A single bout of acute exercise has a positive influence on basic information processing tasks such as simple reaction time (Tomporowski and Ellis, 1986, Psychological Bulletin, 99, 338–346). Although similar cognitive improvements have been observed in more complex, executive function tasks, including visual search and short-term memory tasks, the research findings are less consistent (Chang, Labban, Gapin, and Etnier, 2012, Brain Research, 1453, 87–101). Previous studies have employed various exercise modes, duration and intensities, as well as differences in the nature and timing of the psychological task, which may explain the inconsistent findings (Chang et al., 2012). Therefore, the improvement in cognitive function following acute exercise needs further investigation. Identification of an optimal exercise intensity could be used to improve executive functioning in sport, occupational (e.g. military) or academic settings. The aim of the present study was to determine whether an acute bout of treadmill running at different intensities affects performance on an executive functioning task. With institutional ethics approval, 21 healthy adult males (mean age 20.8 years, s = 1.6; body mass 79.9 kg, s = 10.4) completed a maximal incremental graded exercise test to establish maximal oxygen uptake (V_ O2max). Thereafter, participants performed an executive functioning task immediately prior to and following either 30 min of rest or treadmill running at three different exercise intensities determined by V_ O2max; light (30% V_ O2max), moderate (50% V_ O2max) and hard (70% V_ O2max) workloads.
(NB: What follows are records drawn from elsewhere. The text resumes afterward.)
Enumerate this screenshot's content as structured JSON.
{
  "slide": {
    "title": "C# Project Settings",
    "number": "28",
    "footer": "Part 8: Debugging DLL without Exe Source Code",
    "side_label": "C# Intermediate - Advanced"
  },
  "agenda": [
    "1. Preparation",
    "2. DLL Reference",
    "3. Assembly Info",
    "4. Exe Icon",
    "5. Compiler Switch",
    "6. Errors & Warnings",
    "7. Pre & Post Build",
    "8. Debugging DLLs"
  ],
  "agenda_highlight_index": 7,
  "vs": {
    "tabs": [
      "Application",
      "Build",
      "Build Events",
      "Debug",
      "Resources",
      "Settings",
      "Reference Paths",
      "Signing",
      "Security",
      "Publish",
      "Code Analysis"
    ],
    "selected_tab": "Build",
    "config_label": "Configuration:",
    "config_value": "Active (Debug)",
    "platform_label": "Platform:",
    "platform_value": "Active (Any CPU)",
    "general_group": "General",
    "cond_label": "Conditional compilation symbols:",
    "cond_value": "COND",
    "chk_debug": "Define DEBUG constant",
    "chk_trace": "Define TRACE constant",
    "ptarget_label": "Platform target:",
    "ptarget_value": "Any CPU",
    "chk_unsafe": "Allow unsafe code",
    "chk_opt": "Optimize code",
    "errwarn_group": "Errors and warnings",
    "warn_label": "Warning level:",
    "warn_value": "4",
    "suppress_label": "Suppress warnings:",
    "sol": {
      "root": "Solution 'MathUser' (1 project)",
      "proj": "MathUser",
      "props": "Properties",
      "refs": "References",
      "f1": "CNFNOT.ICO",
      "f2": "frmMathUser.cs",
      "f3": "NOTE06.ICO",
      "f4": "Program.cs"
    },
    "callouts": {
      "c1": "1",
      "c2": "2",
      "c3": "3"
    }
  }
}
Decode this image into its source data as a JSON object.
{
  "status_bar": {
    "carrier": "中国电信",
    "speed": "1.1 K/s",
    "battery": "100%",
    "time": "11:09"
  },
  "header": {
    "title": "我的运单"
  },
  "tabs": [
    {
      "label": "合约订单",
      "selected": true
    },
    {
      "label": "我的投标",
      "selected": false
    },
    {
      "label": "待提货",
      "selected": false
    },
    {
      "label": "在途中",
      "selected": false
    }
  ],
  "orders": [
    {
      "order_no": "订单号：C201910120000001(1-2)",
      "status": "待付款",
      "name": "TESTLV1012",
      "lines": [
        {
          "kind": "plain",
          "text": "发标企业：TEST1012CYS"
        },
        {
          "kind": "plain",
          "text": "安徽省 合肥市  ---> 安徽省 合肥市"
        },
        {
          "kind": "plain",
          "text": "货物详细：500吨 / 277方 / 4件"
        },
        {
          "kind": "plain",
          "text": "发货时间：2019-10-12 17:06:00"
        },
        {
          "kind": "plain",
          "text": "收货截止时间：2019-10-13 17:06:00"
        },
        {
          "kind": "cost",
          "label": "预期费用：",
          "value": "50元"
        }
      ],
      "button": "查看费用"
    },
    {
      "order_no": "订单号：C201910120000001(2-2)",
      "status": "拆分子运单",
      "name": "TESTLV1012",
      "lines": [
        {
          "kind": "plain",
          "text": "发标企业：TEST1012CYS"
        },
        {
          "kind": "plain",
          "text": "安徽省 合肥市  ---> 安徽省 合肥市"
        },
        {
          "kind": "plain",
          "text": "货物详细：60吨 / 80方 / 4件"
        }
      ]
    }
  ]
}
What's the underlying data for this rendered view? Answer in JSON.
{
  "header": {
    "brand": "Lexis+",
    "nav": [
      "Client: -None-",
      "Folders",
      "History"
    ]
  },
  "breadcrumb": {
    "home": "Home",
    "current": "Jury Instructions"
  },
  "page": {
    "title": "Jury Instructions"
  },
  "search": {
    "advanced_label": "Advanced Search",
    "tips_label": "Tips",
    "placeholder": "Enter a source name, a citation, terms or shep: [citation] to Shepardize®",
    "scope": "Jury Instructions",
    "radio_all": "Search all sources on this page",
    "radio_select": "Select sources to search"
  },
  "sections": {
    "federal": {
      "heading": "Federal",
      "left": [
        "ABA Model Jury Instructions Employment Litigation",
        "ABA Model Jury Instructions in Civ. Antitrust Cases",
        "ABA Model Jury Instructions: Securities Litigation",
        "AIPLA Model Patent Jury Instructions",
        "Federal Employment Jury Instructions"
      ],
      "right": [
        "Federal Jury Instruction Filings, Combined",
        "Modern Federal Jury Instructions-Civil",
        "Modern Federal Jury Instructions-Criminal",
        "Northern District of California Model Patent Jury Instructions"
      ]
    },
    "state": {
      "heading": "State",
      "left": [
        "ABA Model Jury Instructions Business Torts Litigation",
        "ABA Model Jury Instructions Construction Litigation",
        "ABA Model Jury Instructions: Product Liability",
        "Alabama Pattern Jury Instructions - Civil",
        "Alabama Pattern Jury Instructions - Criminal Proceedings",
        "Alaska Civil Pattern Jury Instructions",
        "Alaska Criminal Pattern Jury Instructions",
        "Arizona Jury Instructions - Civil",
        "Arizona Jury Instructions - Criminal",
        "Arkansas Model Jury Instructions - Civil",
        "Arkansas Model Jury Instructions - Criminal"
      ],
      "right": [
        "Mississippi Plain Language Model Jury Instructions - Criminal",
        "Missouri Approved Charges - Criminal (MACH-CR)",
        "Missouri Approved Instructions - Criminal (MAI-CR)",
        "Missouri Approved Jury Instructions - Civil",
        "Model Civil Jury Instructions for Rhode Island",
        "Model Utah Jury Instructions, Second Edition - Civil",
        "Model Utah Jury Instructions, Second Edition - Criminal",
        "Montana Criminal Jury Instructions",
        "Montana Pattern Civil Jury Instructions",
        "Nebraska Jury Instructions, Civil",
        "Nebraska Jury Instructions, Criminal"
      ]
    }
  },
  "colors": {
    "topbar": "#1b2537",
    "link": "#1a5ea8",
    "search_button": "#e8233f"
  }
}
The modified flanker test was used to assess executive function (Eriksen and Eriksen, 1974, Perceptual Psychophysiology, 16, 143–149). Repeated measures analysis of covariance (ANCOVA) for time was employed to assess the main effect of exercise intensity on reaction times (RT; ms) and error rate (%). RT significantly improved following exercise (P < 0.01). Pairwise comparisons indicated that RT following hard exercise was significantly faster (m = 471.07 ms, s = 4.53) than either no exercise (m = 494.05, s = 4.62) or light exercise (m = 492.04 ms, s = 4.59) (P < 0.01, 95% Cl 6.786–41.186; P < 0.01, 95% Cl 3.820–38.140, respectively). Accuracy of response was not significantly affected by exercise (P > 0.05). The present results suggest that treadmill running at 70% of V_ O2max signifycantly improves executive functioning and could be a useful tool when employed to improve the performance of complex cognitive tasks in sport, occupational or academic settings.
- Executive function, exercise, intensity, cognition